RECORDS TO USE section start
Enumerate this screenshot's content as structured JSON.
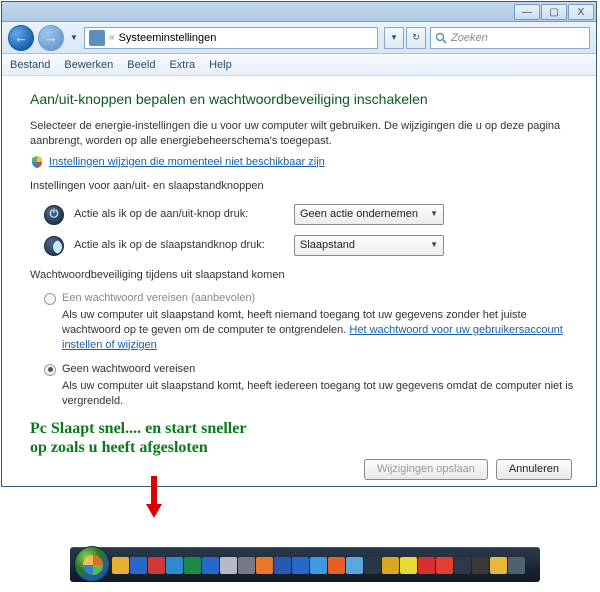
{
  "window": {
    "min": "—",
    "max": "▢",
    "close": "X"
  },
  "nav": {
    "back": "←",
    "fwd": "→",
    "drop": "▼",
    "path_sep": "«",
    "path_text": "Systeeminstellingen",
    "refresh": "↻",
    "search_placeholder": "Zoeken"
  },
  "menu": {
    "file": "Bestand",
    "edit": "Bewerken",
    "view": "Beeld",
    "extra": "Extra",
    "help": "Help"
  },
  "page": {
    "heading": "Aan/uit-knoppen bepalen en wachtwoordbeveiliging inschakelen",
    "intro": "Selecteer de energie-instellingen die u voor uw computer wilt gebruiken. De wijzigingen die u op deze pagina aanbrengt, worden op alle energiebeheerschema's toegepast.",
    "shield_link": "Instellingen wijzigen die momenteel niet beschikbaar zijn",
    "buttons_section": "Instellingen voor aan/uit- en slaapstandknoppen",
    "power_label": "Actie als ik op de aan/uit-knop druk:",
    "power_value": "Geen actie ondernemen",
    "sleep_label": "Actie als ik op de slaapstandknop druk:",
    "sleep_value": "Slaapstand",
    "pw_section": "Wachtwoordbeveiliging tijdens uit slaapstand komen",
    "radio1_label": "Een wachtwoord vereisen (aanbevolen)",
    "radio1_desc_a": "Als uw computer uit slaapstand komt, heeft niemand toegang tot uw gegevens zonder het juiste wachtwoord op te geven om de computer te ontgrendelen. ",
    "radio1_link": "Het wachtwoord voor uw gebruikersaccount instellen of wijzigen",
    "radio2_label": "Geen wachtwoord vereisen",
    "radio2_desc": "Als uw computer uit slaapstand komt, heeft iedereen toegang tot uw gegevens omdat de computer niet is vergrendeld.",
    "green_note_1": "Pc Slaapt snel.... en start sneller",
    "green_note_2": "op zoals u heeft afgesloten",
    "save_btn": "Wijzigingen opslaan",
    "cancel_btn": "Annuleren"
  },
  "taskbar_colors": [
    "#e8b030",
    "#2868c8",
    "#d03838",
    "#3088d0",
    "#208848",
    "#2868c8",
    "#b8b8c8",
    "#787888",
    "#e87828",
    "#2858b0",
    "#2868c8",
    "#4098e0",
    "#e86020",
    "#58a8e0",
    "#283848",
    "#d8a820",
    "#e8d838",
    "#d83030",
    "#e04030",
    "#303848",
    "#383838",
    "#e8b838",
    "#506070"
  ]
}
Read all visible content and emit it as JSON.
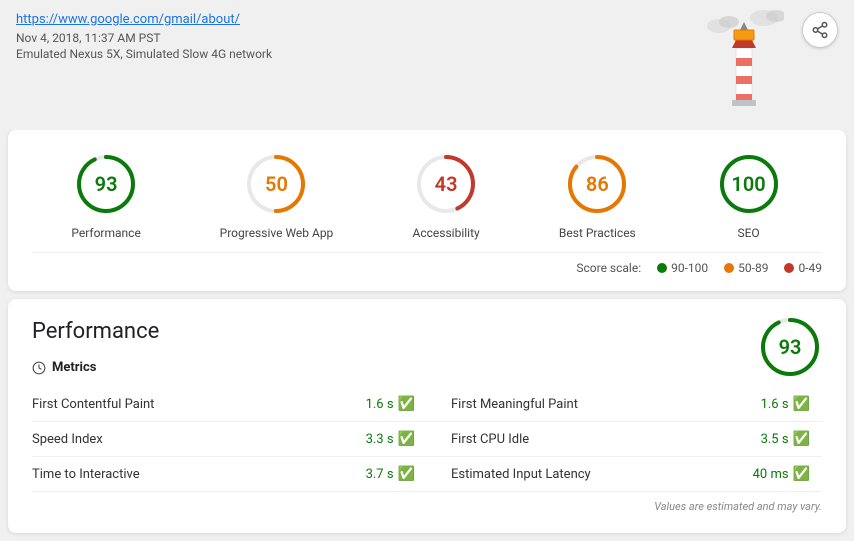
{
  "header": {
    "url": "https://www.google.com/gmail/about/",
    "timestamp": "Nov 4, 2018, 11:37 AM PST",
    "device": "Emulated Nexus 5X, Simulated Slow 4G network",
    "share_label": "Share"
  },
  "scores": [
    {
      "id": "performance",
      "value": 93,
      "label": "Performance",
      "color": "#0a7a0a",
      "percent": 93
    },
    {
      "id": "pwa",
      "value": 50,
      "label": "Progressive Web App",
      "color": "#e67700",
      "percent": 50
    },
    {
      "id": "accessibility",
      "value": 43,
      "label": "Accessibility",
      "color": "#c0392b",
      "percent": 43
    },
    {
      "id": "best-practices",
      "value": 86,
      "label": "Best Practices",
      "color": "#e67700",
      "percent": 86
    },
    {
      "id": "seo",
      "value": 100,
      "label": "SEO",
      "color": "#0a7a0a",
      "percent": 100
    }
  ],
  "score_scale": {
    "label": "Score scale:",
    "ranges": [
      {
        "range": "90-100",
        "color": "#0a7a0a"
      },
      {
        "range": "50-89",
        "color": "#e67700"
      },
      {
        "range": "0-49",
        "color": "#c0392b"
      }
    ]
  },
  "performance": {
    "title": "Performance",
    "score": 93,
    "metrics_label": "Metrics",
    "metrics": [
      {
        "name": "First Contentful Paint",
        "value": "1.6 s",
        "status": "pass"
      },
      {
        "name": "First Meaningful Paint",
        "value": "1.6 s",
        "status": "pass"
      },
      {
        "name": "Speed Index",
        "value": "3.3 s",
        "status": "pass"
      },
      {
        "name": "First CPU Idle",
        "value": "3.5 s",
        "status": "pass"
      },
      {
        "name": "Time to Interactive",
        "value": "3.7 s",
        "status": "pass"
      },
      {
        "name": "Estimated Input Latency",
        "value": "40 ms",
        "status": "pass"
      }
    ],
    "note": "Values are estimated and may vary."
  }
}
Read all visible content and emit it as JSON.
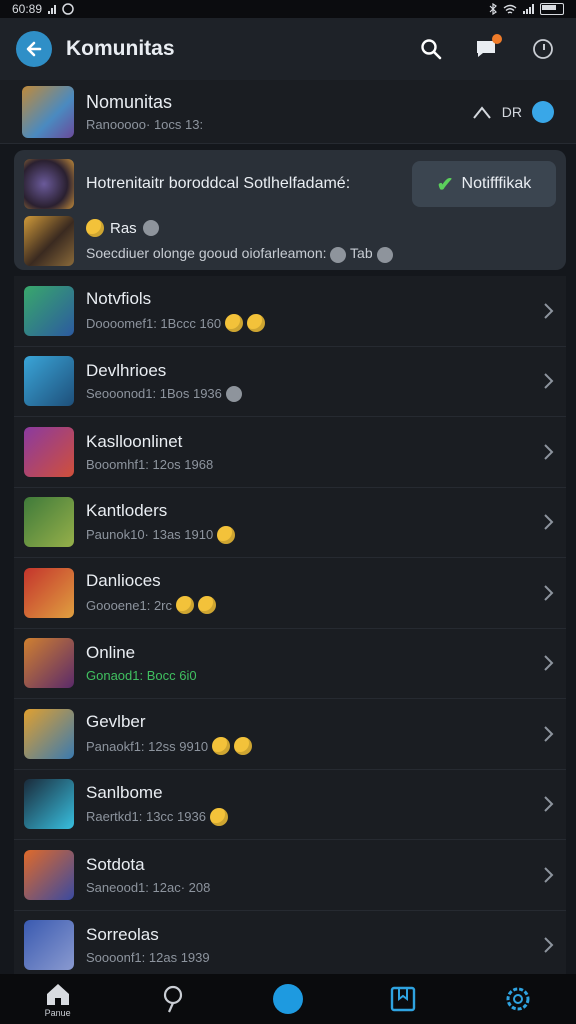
{
  "status_bar": {
    "time": "60:89"
  },
  "app_bar": {
    "title": "Komunitas",
    "back_icon": "arrow-left-icon",
    "actions": [
      "search-icon",
      "chat-bubble-icon",
      "info-icon"
    ]
  },
  "header": {
    "title": "Nomunitas",
    "subtitle": "Ranooooo· 1ocs 13:",
    "right_label": "DR"
  },
  "notification": {
    "line1": "Hotrenitaitr boroddcal Sotlhelfadamé:",
    "button_label": "Notifffikak",
    "line2_title": "Ras",
    "line2_text": "Soecdiuer olonge gooud oiofarleamon:",
    "line2_tag": "Tab"
  },
  "list": [
    {
      "title": "Notvfiols",
      "subtitle": "Doooomef1: 1Bccc 160",
      "colors": [
        "#39a86b",
        "#2c5aa0"
      ]
    },
    {
      "title": "Devlhrioes",
      "subtitle": "Seooonod1: 1Bos 1936",
      "colors": [
        "#3aa5d8",
        "#1e4f7a"
      ]
    },
    {
      "title": "Kaslloonlinet",
      "subtitle": "Booomhf1: 12os 1968",
      "colors": [
        "#8a3aa0",
        "#d0503a"
      ]
    },
    {
      "title": "Kantloders",
      "subtitle": "Paunok10· 13as 1910",
      "colors": [
        "#3f7a3a",
        "#96b04a"
      ]
    },
    {
      "title": "Danlioces",
      "subtitle": "Goooene1: 2rc",
      "colors": [
        "#c4342c",
        "#e0a040"
      ]
    },
    {
      "title": "Online",
      "subtitle": "Gonaod1: Bocc 6i0",
      "colors": [
        "#d08030",
        "#5a2a6a"
      ]
    },
    {
      "title": "Gevlber",
      "subtitle": "Panaokf1: 12ss 9910",
      "colors": [
        "#e0a030",
        "#3a7ab0"
      ]
    },
    {
      "title": "Sanlbome",
      "subtitle": "Raertkd1: 13cc 1936",
      "colors": [
        "#1a2a3a",
        "#38c0e0"
      ]
    },
    {
      "title": "Sotdota",
      "subtitle": "Saneood1: 12ac· 208",
      "colors": [
        "#e06a2a",
        "#3a4aa0"
      ]
    },
    {
      "title": "Sorreolas",
      "subtitle": "Soooonf1: 12as 1939",
      "colors": [
        "#3a5ab0",
        "#8a9ad0"
      ]
    }
  ],
  "bottom_nav": {
    "home_label": "Panue"
  }
}
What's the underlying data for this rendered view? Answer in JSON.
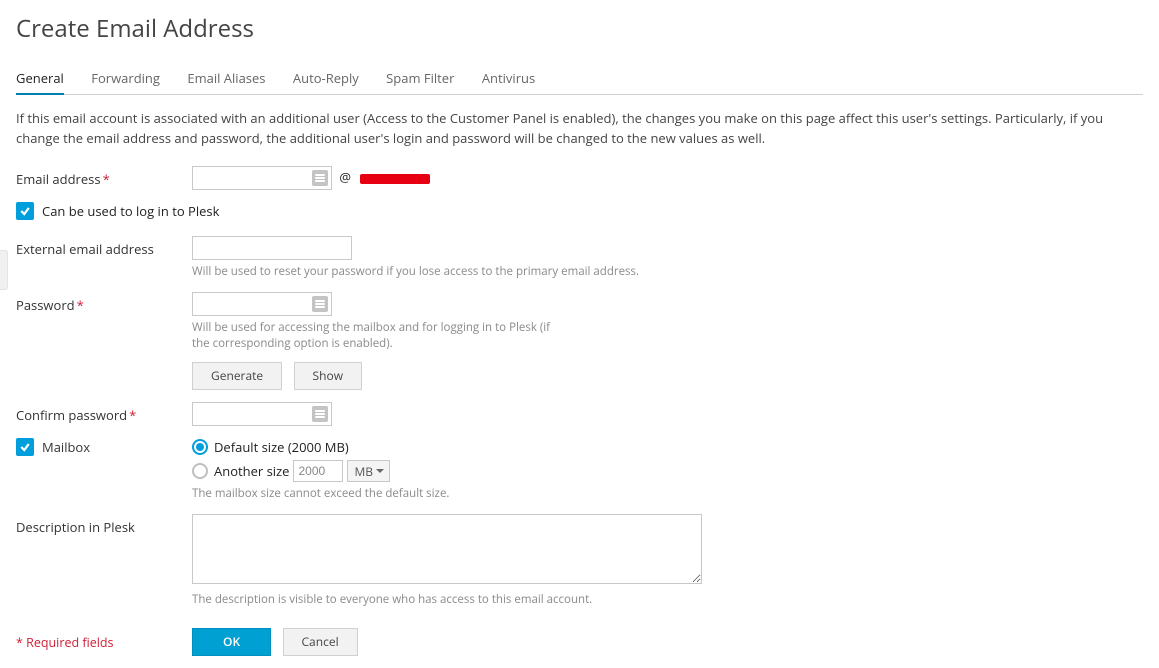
{
  "title": "Create Email Address",
  "tabs": [
    "General",
    "Forwarding",
    "Email Aliases",
    "Auto-Reply",
    "Spam Filter",
    "Antivirus"
  ],
  "active_tab": 0,
  "intro": "If this email account is associated with an additional user (Access to the Customer Panel is enabled), the changes you make on this page affect this user's settings. Particularly, if you change the email address and password, the additional user's login and password will be changed to the new values as well.",
  "labels": {
    "email": "Email address",
    "login_cb": "Can be used to log in to Plesk",
    "ext_email": "External email address",
    "password": "Password",
    "confirm": "Confirm password",
    "mailbox": "Mailbox",
    "desc": "Description in Plesk",
    "required": "* Required fields"
  },
  "email_field": {
    "value": "",
    "at": "@",
    "domain_redacted": true
  },
  "login_checked": true,
  "external_email": {
    "value": "",
    "hint": "Will be used to reset your password if you lose access to the primary email address."
  },
  "password": {
    "value": "",
    "hint": "Will be used for accessing the mailbox and for logging in to Plesk (if the corresponding option is enabled).",
    "generate": "Generate",
    "show": "Show"
  },
  "confirm": {
    "value": ""
  },
  "mailbox": {
    "checked": true,
    "default_label": "Default size (2000 MB)",
    "another_label": "Another size",
    "another_value": "2000",
    "unit": "MB",
    "selected": "default",
    "hint": "The mailbox size cannot exceed the default size."
  },
  "description": {
    "value": "",
    "hint": "The description is visible to everyone who has access to this email account."
  },
  "buttons": {
    "ok": "OK",
    "cancel": "Cancel"
  }
}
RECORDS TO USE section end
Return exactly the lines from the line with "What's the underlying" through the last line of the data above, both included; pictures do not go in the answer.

What's the underlying data for this rendered view? Answer in JSON.
{
  "title": "Create Email Address",
  "tabs": [
    "General",
    "Forwarding",
    "Email Aliases",
    "Auto-Reply",
    "Spam Filter",
    "Antivirus"
  ],
  "active_tab": 0,
  "intro": "If this email account is associated with an additional user (Access to the Customer Panel is enabled), the changes you make on this page affect this user's settings. Particularly, if you change the email address and password, the additional user's login and password will be changed to the new values as well.",
  "labels": {
    "email": "Email address",
    "login_cb": "Can be used to log in to Plesk",
    "ext_email": "External email address",
    "password": "Password",
    "confirm": "Confirm password",
    "mailbox": "Mailbox",
    "desc": "Description in Plesk",
    "required": "* Required fields"
  },
  "email_field": {
    "value": "",
    "at": "@",
    "domain_redacted": true
  },
  "login_checked": true,
  "external_email": {
    "value": "",
    "hint": "Will be used to reset your password if you lose access to the primary email address."
  },
  "password": {
    "value": "",
    "hint": "Will be used for accessing the mailbox and for logging in to Plesk (if the corresponding option is enabled).",
    "generate": "Generate",
    "show": "Show"
  },
  "confirm": {
    "value": ""
  },
  "mailbox": {
    "checked": true,
    "default_label": "Default size (2000 MB)",
    "another_label": "Another size",
    "another_value": "2000",
    "unit": "MB",
    "selected": "default",
    "hint": "The mailbox size cannot exceed the default size."
  },
  "description": {
    "value": "",
    "hint": "The description is visible to everyone who has access to this email account."
  },
  "buttons": {
    "ok": "OK",
    "cancel": "Cancel"
  }
}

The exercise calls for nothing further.